What to produce:
What you return must be every line below that includes the word "this".

Extracted information:
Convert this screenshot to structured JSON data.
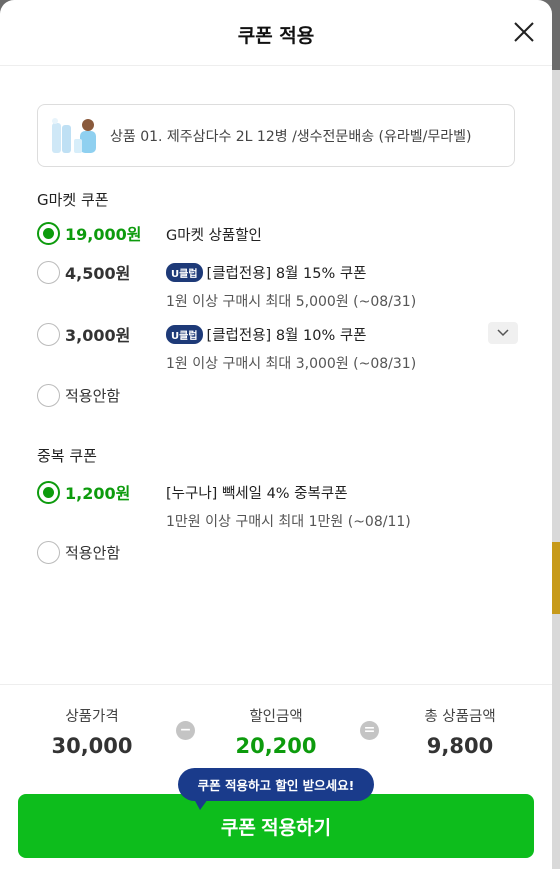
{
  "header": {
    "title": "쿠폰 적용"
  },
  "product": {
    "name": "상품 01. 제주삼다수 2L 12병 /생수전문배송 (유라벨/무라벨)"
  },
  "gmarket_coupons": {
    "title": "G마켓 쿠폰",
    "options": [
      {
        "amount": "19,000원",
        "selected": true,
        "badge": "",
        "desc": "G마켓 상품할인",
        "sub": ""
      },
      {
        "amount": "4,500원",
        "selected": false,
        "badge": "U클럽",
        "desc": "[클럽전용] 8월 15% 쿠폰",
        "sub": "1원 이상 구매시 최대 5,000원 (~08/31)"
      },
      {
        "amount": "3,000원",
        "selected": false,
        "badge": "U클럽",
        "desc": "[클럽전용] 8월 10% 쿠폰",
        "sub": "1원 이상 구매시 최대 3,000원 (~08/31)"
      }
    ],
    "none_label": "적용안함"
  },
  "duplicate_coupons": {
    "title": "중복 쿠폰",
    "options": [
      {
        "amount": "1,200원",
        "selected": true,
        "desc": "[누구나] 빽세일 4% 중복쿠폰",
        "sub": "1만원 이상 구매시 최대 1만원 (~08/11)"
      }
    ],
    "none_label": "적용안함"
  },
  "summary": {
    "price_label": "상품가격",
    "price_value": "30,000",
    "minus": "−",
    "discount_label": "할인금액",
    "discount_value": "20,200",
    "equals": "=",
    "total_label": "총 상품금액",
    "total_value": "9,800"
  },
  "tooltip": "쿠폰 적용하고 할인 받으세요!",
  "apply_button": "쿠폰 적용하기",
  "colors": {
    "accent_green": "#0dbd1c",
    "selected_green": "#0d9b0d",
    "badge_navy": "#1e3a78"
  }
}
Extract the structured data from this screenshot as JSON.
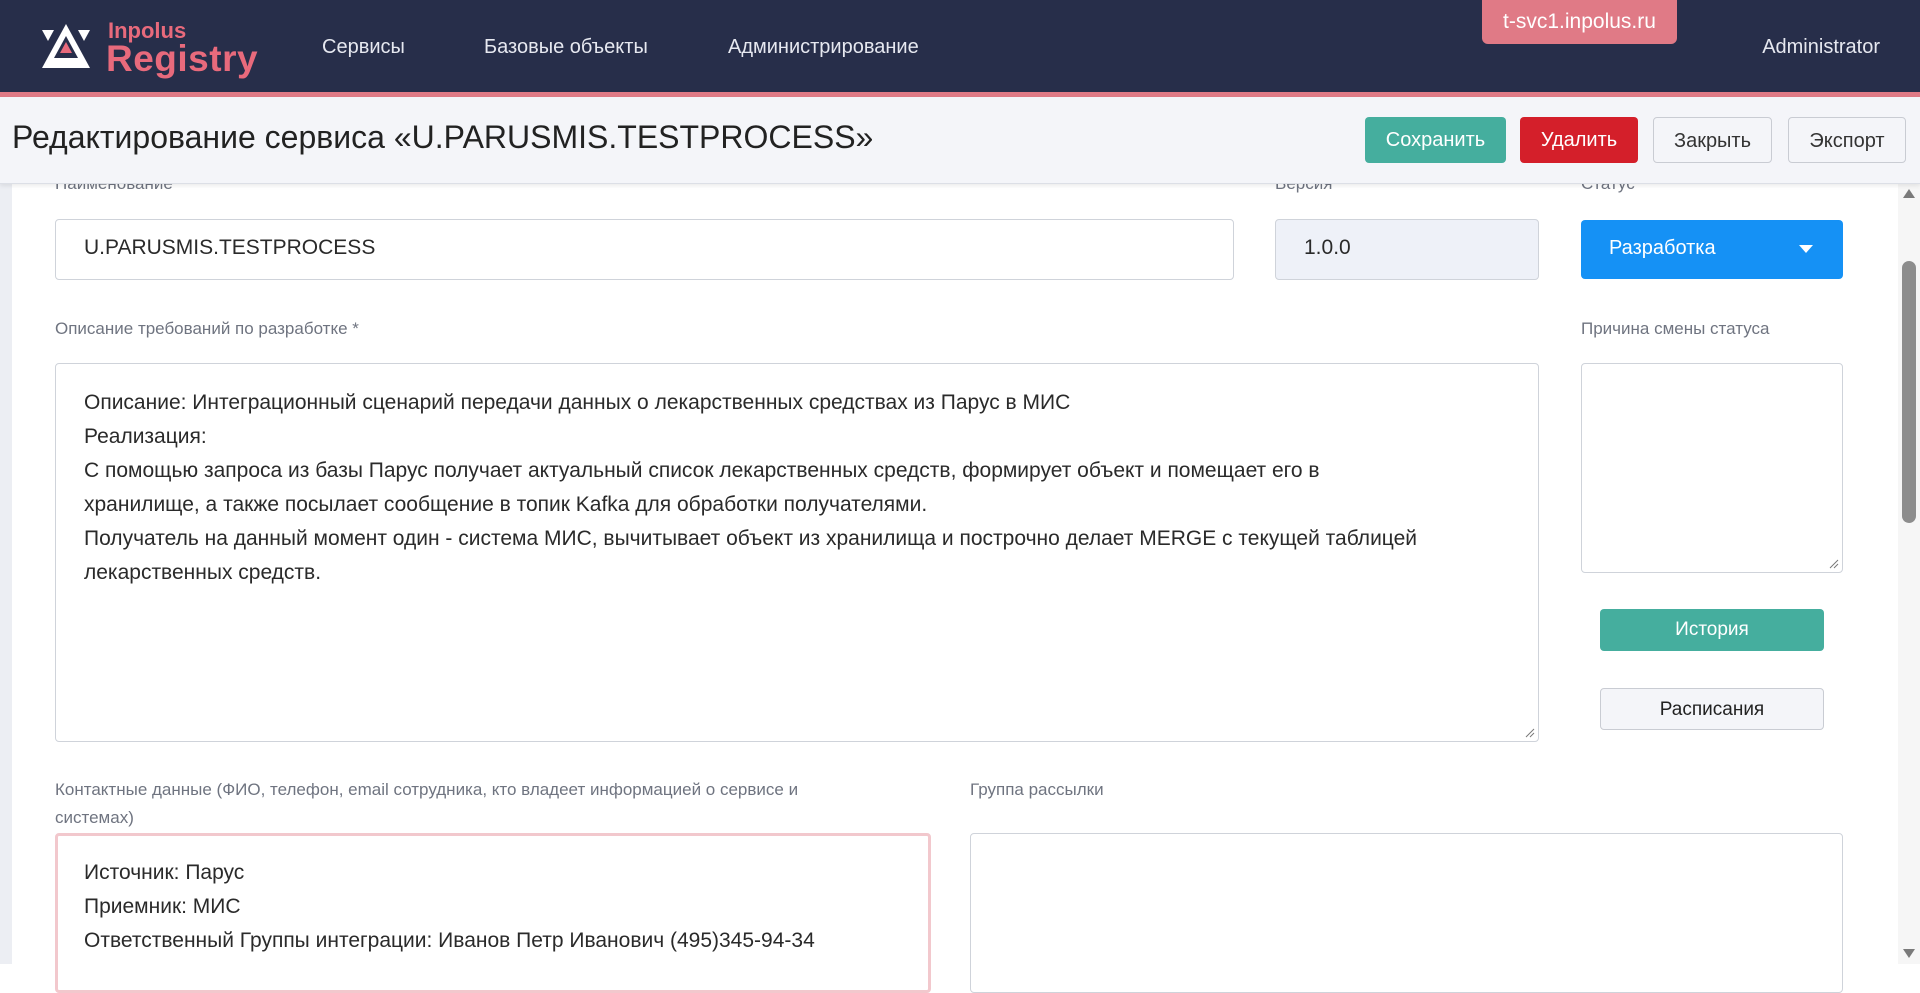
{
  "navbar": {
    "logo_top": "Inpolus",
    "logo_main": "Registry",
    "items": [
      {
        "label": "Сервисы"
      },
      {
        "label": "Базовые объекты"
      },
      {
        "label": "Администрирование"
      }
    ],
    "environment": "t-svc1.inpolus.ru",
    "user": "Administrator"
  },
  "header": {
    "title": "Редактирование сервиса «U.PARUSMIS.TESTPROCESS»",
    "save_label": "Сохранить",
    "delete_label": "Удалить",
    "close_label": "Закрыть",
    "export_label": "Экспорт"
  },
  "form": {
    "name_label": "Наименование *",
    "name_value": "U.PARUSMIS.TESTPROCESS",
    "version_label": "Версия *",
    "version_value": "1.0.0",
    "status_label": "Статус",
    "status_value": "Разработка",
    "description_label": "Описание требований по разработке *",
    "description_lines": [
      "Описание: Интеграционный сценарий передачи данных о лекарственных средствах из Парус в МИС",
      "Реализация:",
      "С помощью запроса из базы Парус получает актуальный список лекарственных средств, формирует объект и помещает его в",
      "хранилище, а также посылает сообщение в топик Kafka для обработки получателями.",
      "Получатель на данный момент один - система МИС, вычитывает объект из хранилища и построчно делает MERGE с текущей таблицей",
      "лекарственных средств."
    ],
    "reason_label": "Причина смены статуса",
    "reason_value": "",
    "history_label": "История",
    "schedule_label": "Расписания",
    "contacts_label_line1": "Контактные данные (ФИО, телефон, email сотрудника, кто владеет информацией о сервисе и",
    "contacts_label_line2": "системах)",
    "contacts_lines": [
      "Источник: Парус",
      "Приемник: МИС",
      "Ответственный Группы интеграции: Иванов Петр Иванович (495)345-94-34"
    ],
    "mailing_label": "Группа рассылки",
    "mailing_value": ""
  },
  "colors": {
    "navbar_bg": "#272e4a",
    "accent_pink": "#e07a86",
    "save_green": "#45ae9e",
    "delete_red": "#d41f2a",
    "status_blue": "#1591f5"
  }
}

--

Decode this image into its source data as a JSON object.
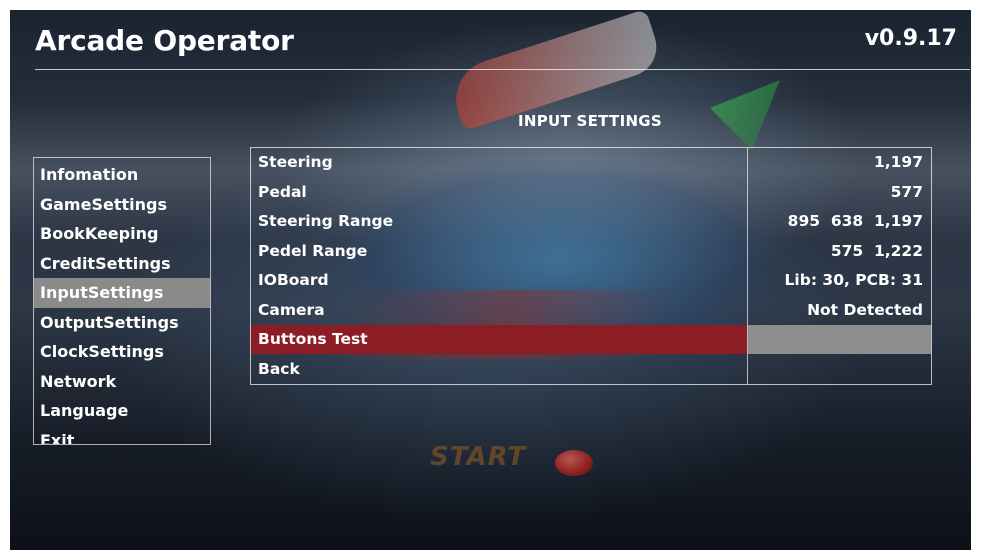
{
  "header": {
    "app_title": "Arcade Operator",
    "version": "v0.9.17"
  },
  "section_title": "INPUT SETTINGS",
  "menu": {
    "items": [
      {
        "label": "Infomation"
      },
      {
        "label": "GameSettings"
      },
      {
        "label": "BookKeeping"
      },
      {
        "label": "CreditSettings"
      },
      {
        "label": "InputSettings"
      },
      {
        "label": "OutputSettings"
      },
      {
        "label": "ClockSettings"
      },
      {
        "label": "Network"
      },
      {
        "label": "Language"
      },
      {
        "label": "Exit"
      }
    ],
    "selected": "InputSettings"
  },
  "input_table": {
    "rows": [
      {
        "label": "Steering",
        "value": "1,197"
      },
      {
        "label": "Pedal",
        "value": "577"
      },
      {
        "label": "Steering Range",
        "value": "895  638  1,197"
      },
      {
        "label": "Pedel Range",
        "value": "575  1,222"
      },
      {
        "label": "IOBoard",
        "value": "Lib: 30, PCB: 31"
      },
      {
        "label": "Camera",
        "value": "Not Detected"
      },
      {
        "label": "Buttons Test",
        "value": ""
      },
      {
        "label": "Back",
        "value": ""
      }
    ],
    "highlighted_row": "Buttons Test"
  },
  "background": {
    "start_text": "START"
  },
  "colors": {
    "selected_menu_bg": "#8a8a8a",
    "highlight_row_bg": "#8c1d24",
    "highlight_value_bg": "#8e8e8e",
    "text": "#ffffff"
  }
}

Finished task:
Convert this screenshot to structured JSON data.
Extract the structured data from this screenshot as JSON.
Decode this image into its source data as a JSON object.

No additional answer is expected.